Some may define good literature as what grabs the most attention, or simply what people like the most, but I must say that after the haze wore off, I found myself quite unimpressed with the series.

I will begin by praising Stephenie Meyer's story-telling abilities. Her originality and her ability to weave a pretty tale are both impressive. She takes an otherwise unknown town and turns it into almost a magical kingdom of fantastical creatures, and I applaud her for her creativity. What truly kills my fascination with the books, though, is the way she presents the epic love between the main character, Bella Swan, and Edward Cullen. Bella is quite ordinary, and not extremely remarkable. This is standard - Meyer takes someone ordinary, and sends the character through a vortex of a journey that transforms her to something extraordinary. The skewed idea of love is why Bella falls for the notoriously beautiful and brilliant Edward Cullen. She knows he is a vampire, but she is still attracted to him for his beauty and charm. As human and as ordinary as she is, she is lucky that he even gives her a second thought. However, the only reason Edward gives Bella a second thought is that he wants to drink her blood. Charming? No. A turn on? Absolutely not. The way Bella reacts to this knowledge is unhealthy she remains attracted to Edward even though their love is dangerous. He could kill her in a snap if his more animal-like vampire instincts start taking over. He claims that he has practiced a century of self-control and abstinence, but the fact remains that he was only attracted to Bella in the first place because of her blood. Bella seems not to care, as long as he is attracted to her.

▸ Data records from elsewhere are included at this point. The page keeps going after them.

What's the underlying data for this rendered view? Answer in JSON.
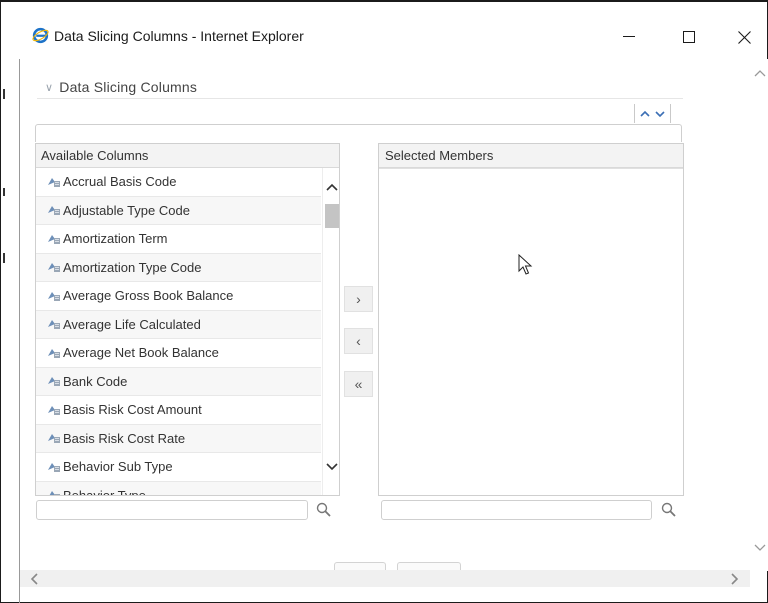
{
  "window": {
    "title": "Data Slicing Columns - Internet Explorer",
    "icon": "internet-explorer-icon"
  },
  "section": {
    "header": "Data Slicing Columns"
  },
  "available": {
    "header": "Available Columns",
    "items": [
      "Accrual Basis Code",
      "Adjustable Type Code",
      "Amortization Term",
      "Amortization Type Code",
      "Average Gross Book Balance",
      "Average Life Calculated",
      "Average Net Book Balance",
      "Bank Code",
      "Basis Risk Cost Amount",
      "Basis Risk Cost Rate",
      "Behavior Sub Type",
      "Behavior Type"
    ],
    "search_value": ""
  },
  "selected": {
    "header": "Selected Members",
    "items": [],
    "search_value": ""
  },
  "move": {
    "right": "›",
    "left": "‹",
    "all_left": "«"
  },
  "colors": {
    "ie_blue": "#1e73c8",
    "border": "#cfcfcf",
    "header_bg": "#f3f3f3",
    "scroll_thumb": "#c4c4c4"
  }
}
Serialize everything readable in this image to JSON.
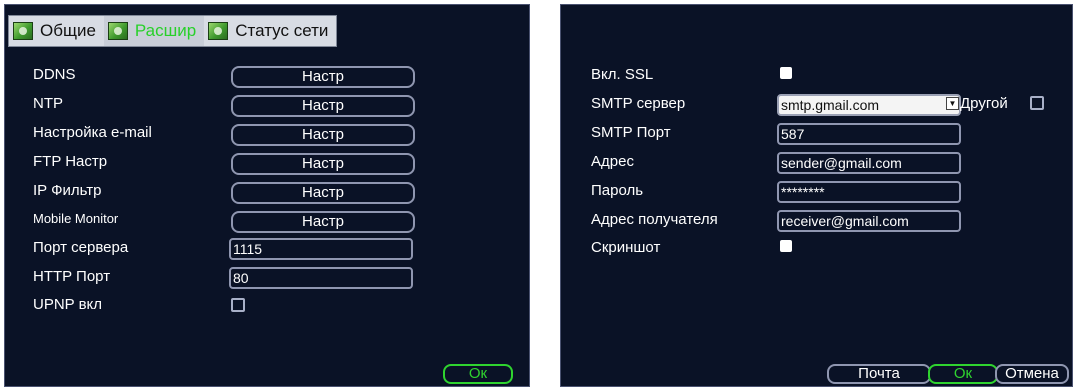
{
  "tabs": [
    {
      "label": "Общие",
      "active": false
    },
    {
      "label": "Расшир",
      "active": true
    },
    {
      "label": "Статус сети",
      "active": false
    }
  ],
  "left": {
    "rows": [
      {
        "label": "DDNS",
        "button": "Настр"
      },
      {
        "label": "NTP",
        "button": "Настр"
      },
      {
        "label": "Настройка e-mail",
        "button": "Настр"
      },
      {
        "label": "FTP Настр",
        "button": "Настр"
      },
      {
        "label": "IP Фильтр",
        "button": "Настр"
      },
      {
        "label": "Mobile Monitor",
        "button": "Настр"
      }
    ],
    "server_port_label": "Порт сервера",
    "server_port_value": "1115",
    "http_port_label": "HTTP Порт",
    "http_port_value": "80",
    "upnp_label": "UPNP вкл",
    "ok_label": "Ок"
  },
  "right": {
    "ssl_label": "Вкл. SSL",
    "smtp_server_label": "SMTP сервер",
    "smtp_server_value": "smtp.gmail.com",
    "other_label": "Другой",
    "smtp_port_label": "SMTP Порт",
    "smtp_port_value": "587",
    "address_label": "Адрес",
    "address_value": "sender@gmail.com",
    "password_label": "Пароль",
    "password_value": "********",
    "recipient_label": "Адрес получателя",
    "recipient_value": "receiver@gmail.com",
    "screenshot_label": "Скриншот",
    "mail_button": "Почта",
    "ok_button": "Ок",
    "cancel_button": "Отмена"
  },
  "colors": {
    "panel_bg": "#0a1226",
    "active_tab": "#28d02a",
    "ok_green": "#2fd42f"
  }
}
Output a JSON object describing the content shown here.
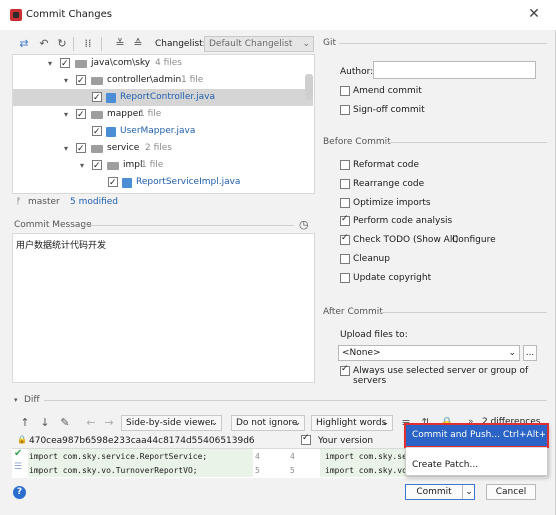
{
  "window": {
    "title": "Commit Changes"
  },
  "toolbar": {
    "changelist_label": "Changelist:",
    "changelist_value": "Default Changelist"
  },
  "tree": {
    "rows": [
      {
        "name": "java\\com\\sky",
        "count": "4 files"
      },
      {
        "name": "controller\\admin",
        "count": "1 file"
      },
      {
        "name": "ReportController.java",
        "count": ""
      },
      {
        "name": "mapper",
        "count": "1 file"
      },
      {
        "name": "UserMapper.java",
        "count": ""
      },
      {
        "name": "service",
        "count": "2 files"
      },
      {
        "name": "impl",
        "count": "1 file"
      },
      {
        "name": "ReportServiceImpl.java",
        "count": ""
      }
    ]
  },
  "status": {
    "branch": "master",
    "modified": "5 modified"
  },
  "commit_message": {
    "label": "Commit Message",
    "text": "用户数据统计代码开发"
  },
  "git": {
    "section": "Git",
    "author_label": "Author:",
    "author_value": "",
    "amend": "Amend commit",
    "signoff": "Sign-off commit"
  },
  "before_commit": {
    "section": "Before Commit",
    "options": [
      {
        "label": "Reformat code",
        "checked": false
      },
      {
        "label": "Rearrange code",
        "checked": false
      },
      {
        "label": "Optimize imports",
        "checked": false
      },
      {
        "label": "Perform code analysis",
        "checked": true
      },
      {
        "label": "Check TODO (Show All)",
        "checked": true,
        "link": "Configure"
      },
      {
        "label": "Cleanup",
        "checked": false
      },
      {
        "label": "Update copyright",
        "checked": false
      }
    ]
  },
  "after_commit": {
    "section": "After Commit",
    "upload_label": "Upload files to:",
    "upload_value": "<None>",
    "more_button": "...",
    "always_use": "Always use selected server or group of servers"
  },
  "diff": {
    "section": "Diff",
    "viewer": "Side-by-side viewer",
    "ignore": "Do not ignore",
    "highlight": "Highlight words",
    "differences": "2 differences",
    "hash": "470cea987b6598e233caa44c8174d554065139d6",
    "your_version": "Your version",
    "left_lines": [
      {
        "text": "import com.sky.service.ReportService;",
        "num": "4"
      },
      {
        "text": "import com.sky.vo.TurnoverReportVO;",
        "num": "5"
      }
    ],
    "right_lines": [
      {
        "text": "import com.sky.ser",
        "num": "4"
      },
      {
        "text": "import com.sky.vo.",
        "num": "5"
      }
    ]
  },
  "menu": {
    "commit_push": "Commit and Push...",
    "commit_push_shortcut": "Ctrl+Alt+K",
    "create_patch": "Create Patch..."
  },
  "buttons": {
    "commit": "Commit",
    "cancel": "Cancel",
    "help": "?"
  },
  "colors": {
    "accent": "#2b63c6",
    "highlight_outline": "#e03030",
    "link": "#2060b0"
  }
}
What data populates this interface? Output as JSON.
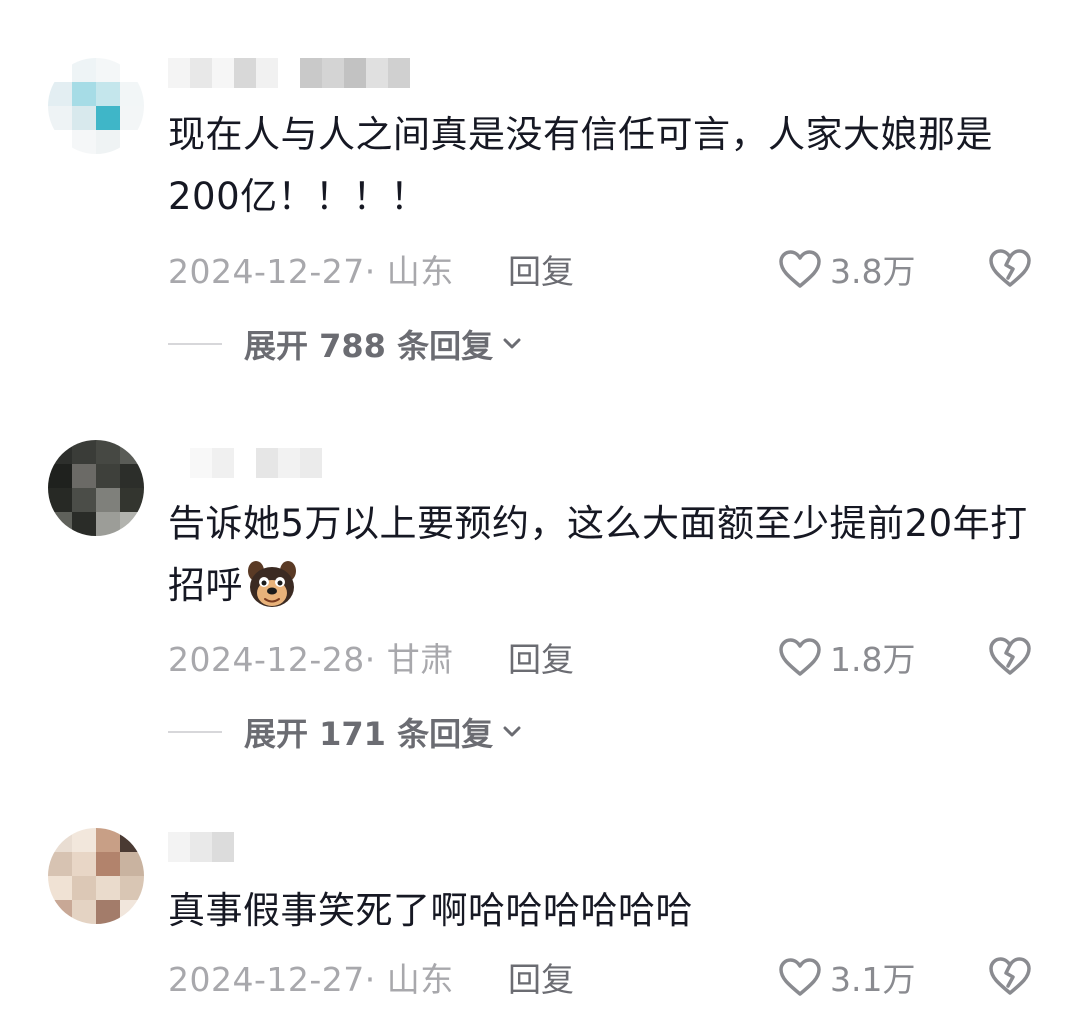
{
  "comments": [
    {
      "text": "现在人与人之间真是没有信任可言，人家大娘那是200亿！！！！",
      "date_location": "2024-12-27· 山东",
      "reply_label": "回复",
      "likes": "3.8万",
      "expand_label": "展开 788 条回复"
    },
    {
      "text": "告诉她5万以上要预约，这么大面额至少提前20年打招呼",
      "date_location": "2024-12-28· 甘肃",
      "reply_label": "回复",
      "likes": "1.8万",
      "expand_label": "展开 171 条回复"
    },
    {
      "text": "真事假事笑死了啊哈哈哈哈哈哈",
      "date_location": "2024-12-27· 山东",
      "reply_label": "回复",
      "likes": "3.1万"
    }
  ],
  "icons": {
    "like": "heart-outline-icon",
    "dislike": "broken-heart-icon",
    "expand": "chevron-down-icon",
    "emoji": "dog-face-emoji"
  },
  "colors": {
    "text": "#161823",
    "meta": "#a8a8ac",
    "reply": "#6b6c72",
    "icon": "#8a8b90"
  }
}
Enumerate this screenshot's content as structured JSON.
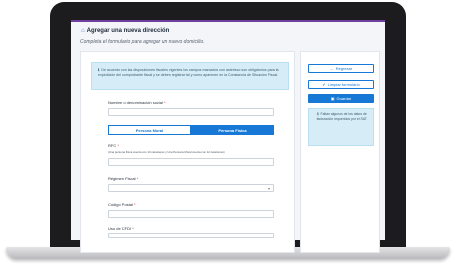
{
  "page": {
    "title": "Agregar una nueva dirección",
    "subtitle": "Completa el formulario para agregar un nuevo domicilio."
  },
  "notice": {
    "text": "De acuerdo con las disposiciones fiscales vigentes los campos marcados con asterisco son obligatorios para la expedición del comprobante fiscal y se deben registrar tal y como aparecen en la Constancia de Situación Fiscal."
  },
  "form": {
    "name_label": "Nombre o denominación social",
    "required_mark": "*",
    "person_type": {
      "options": [
        "Persona Moral",
        "Persona Física"
      ],
      "selected": "Persona Física"
    },
    "rfc_label": "RFC",
    "rfc_hint": "(Una persona física cuenta con 13 caracteres y Una Persona Moral cuenta con 12 caracteres)",
    "regimen_label": "Régimen Fiscal",
    "postal_label": "Código Postal",
    "cfdi_label": "Uso de CFDI"
  },
  "actions": {
    "back": "Regresar",
    "clear": "Limpiar formulario",
    "save": "Guardar"
  },
  "side_info": {
    "text": "Faltan algunos de los datos de facturación requeridos por el SAT."
  },
  "colors": {
    "accent": "#1778d6",
    "notice_bg": "#d6edf8",
    "top_bar": "#6f3fa0"
  }
}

Secondly, though the way Meyer exemplifies the importance of true love is admirable, there is far too much focus on glorifying the idea of immortality. Bella wishes to be made a vampire, and therefore immortal, because she wants to stay with Edward forever. She is willing to give up all the beautiful human experiences, her family, and friends, to live forever. Immortality is something that we, as humans, can never have in this world outside the pages of books. The fact that we can't have it makes it all the more appealing. Now, writing about immortality in fictional scenarios isn't necessarily wrong, but the way one writes about it can be potentially poisonous. Bella longs for immortality and a possibly damned soul over her friends and family which demonstrates unbelievable selfishness.

In conclusion, while Twilight is well-written and a literary sensation, it's glorification of disturbing love and immortality makes for an almost unhealthy read.